He squared up against a 250-pound, barely-clothed Mongol wrestler, accepted as a gift a handsome brown horse that he named Celtic, and marveled at the logic-defying contortions of a physical performer balancing herself by her teeth.
Mongolia, the middle stop of Vice President Joe Biden’s just-concluded three-nation tour of Asia, was also the lightest. It was the first visit to the country by a sitting U.S. vice president since 1944, when Franklin Roosevelt dispatched Henry Wallace as far as he could from Washington -- just before Wallace was unceremoniously dumped from the Democratic ticket in favor of Harry Truman.
That's not happening to this vice president.
"I've been unable to figure out how to get off [the ticket]," Biden said in an interview last week aboard Air Force Two after leaving Mongolia.
Biden had been asked to finally settle the subject of many cocktail-party conversations inside the beltway, particularly the question of whether he and Secretary of State Hillary Clinton might trade jobs after 2012.
Three years to the day that he accepted Barack Obama's offer to be his running mate in the 2008 campaign, Biden said his role as vice president has been precisely what he and his then-Senate colleague discussed.
"There really is a close working relationship and a great deal of trust. And that’s what I signed up for," Biden said.
His journey over nine days this month is an example of that trust. The primary purpose was to build on Washington's relationship with China, a top priority for President Obama since taking office.
Over four days and multiple one-on-one meetings, Biden began sizing up the man widely expected to become China’s next president, but about whom little is known – Vice President Xi Jingping.
Biden said he went to China without specific marching orders from Obama.
“There’s a confidence level about my ability to do the job,” Biden said. “As I head off to China, it’s a very serious relationship. There’s no, ‘Let me tell you what I need you to do or say.’”
Originally planned as a get-to-know-you trip, it had to be postponed once because of the debt-ceiling crisis in Washington -- something Biden also found himself playing a key part in.
Publicly, Biden’s mission to Asia became one of reassurance, telling one Chinese leader after another that the country's investment in U.S. treasuries was secure.
Chinese Premier Wen Jiabao, in a meeting at the ornate Purple Light Pavilion, thanked Biden for bringing that message to the Chinese people. Biden responded by again stating that the Chinese “have nothing to worry about” with regard to America’s financial well-being.
In Japan, where Biden toured the damage wrought by the March earthquake and tsunami, he linked Japan’s struggles to the American budget challenge, saying both nations would confound those who say they cannot rebound.
Biden would later dispute that it was ever a major concern.
“I didn’t come to explain a damn thing,” he bluntly declared in a speech to U.S. troops at Yokota Air Base in Japan on Wednesday.
In an interview, Biden said he sensed little anxiety from the Chinese leaders behind closed doors.
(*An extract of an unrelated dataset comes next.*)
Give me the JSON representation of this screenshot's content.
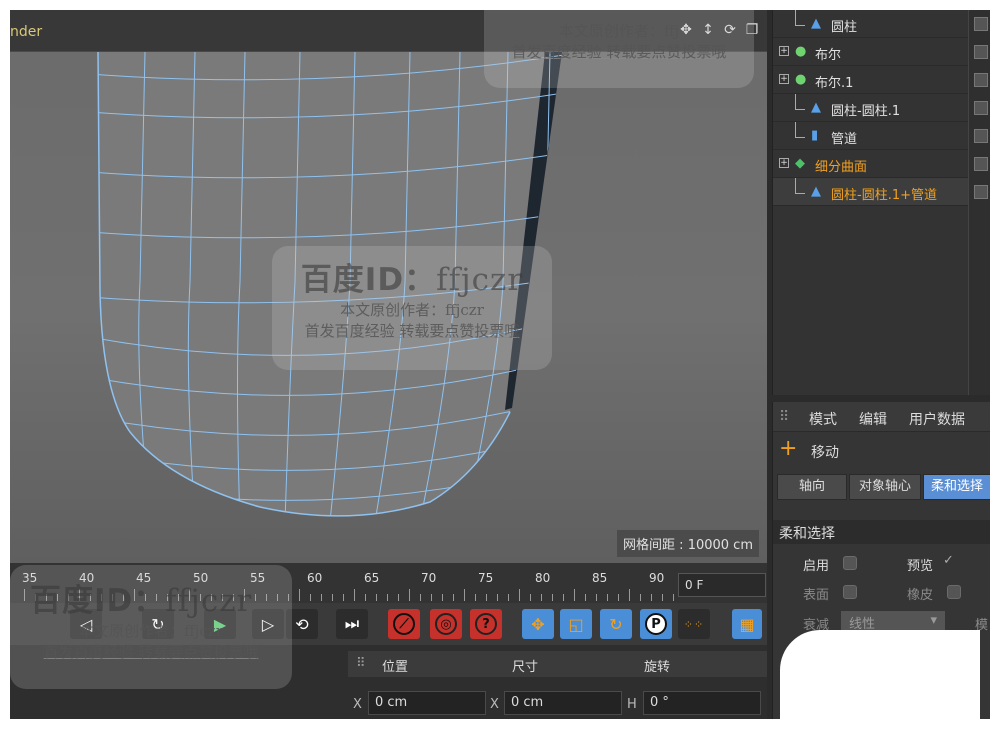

Like Americans, he said, they were only hoping that the U.S. economy would begin growing again “because it’s in their interest.”
“I think [Xi] and the leadership on down is confident in our stability, confident in our ability to deal with our problems,” he said.
Biden also came to pressure the Chinese to do more to level the playing field for U.S. businesses seeking to do business with China. U.S. businesses secured deals worth $500 million in increased exports and future development during Biden's trip, but the vice president prodded the country’s leadership to continue moving forward with a plan to rebalance its economy to one that is less dependent on exports and sustained by increased domestic consumption.
Building the kind of relationship Biden worked toward is critical to get results, an analyst said.
“You can't get someone to act against his country's national interest,” said Jeff Bader, a former China policy specialist for the Obama administration, now with the Brookings Institution. “The objective is to get a degree of understanding about [their] political situation and to try to appeal for cooperation within the limits of what they can do in their system. And if you have a personal relationship, you’re more likely to get that kind of response.”
Based on their conversations in the past weeks, Biden said Xi is someone he thinks he can work with.
“He said he wanted to build a personal friendship,” Biden said. “And he understands that this relationship is worth deepening.”
Now back in the United States, the vice president will move on to the many other assignments on his desk -- the next round of deficit talks, finalizing the administration’s new jobs plan, and the reelection effort, to name a few.
The American people are more sophisticated about the global economy, and understand the administration inherited a “God-awful” mess, Biden said when asked how he and Obama can win a second term even with stubbornly high unemployment.
The debt-ceiling debate in particular has “crowded out the things that people want to talk about,” like the administration’s jobs plan, something Obama will roll out in the coming weeks.
More guarded than he has been in the past, Biden refused to share specifics about what the new plan might include.
“I’ve learned as vice president, it’s a good thing not to scoop the president’s position on anything,” he said. “It took me a while to learn it, but I learned it.”Copyright © 2014, Los Angeles Times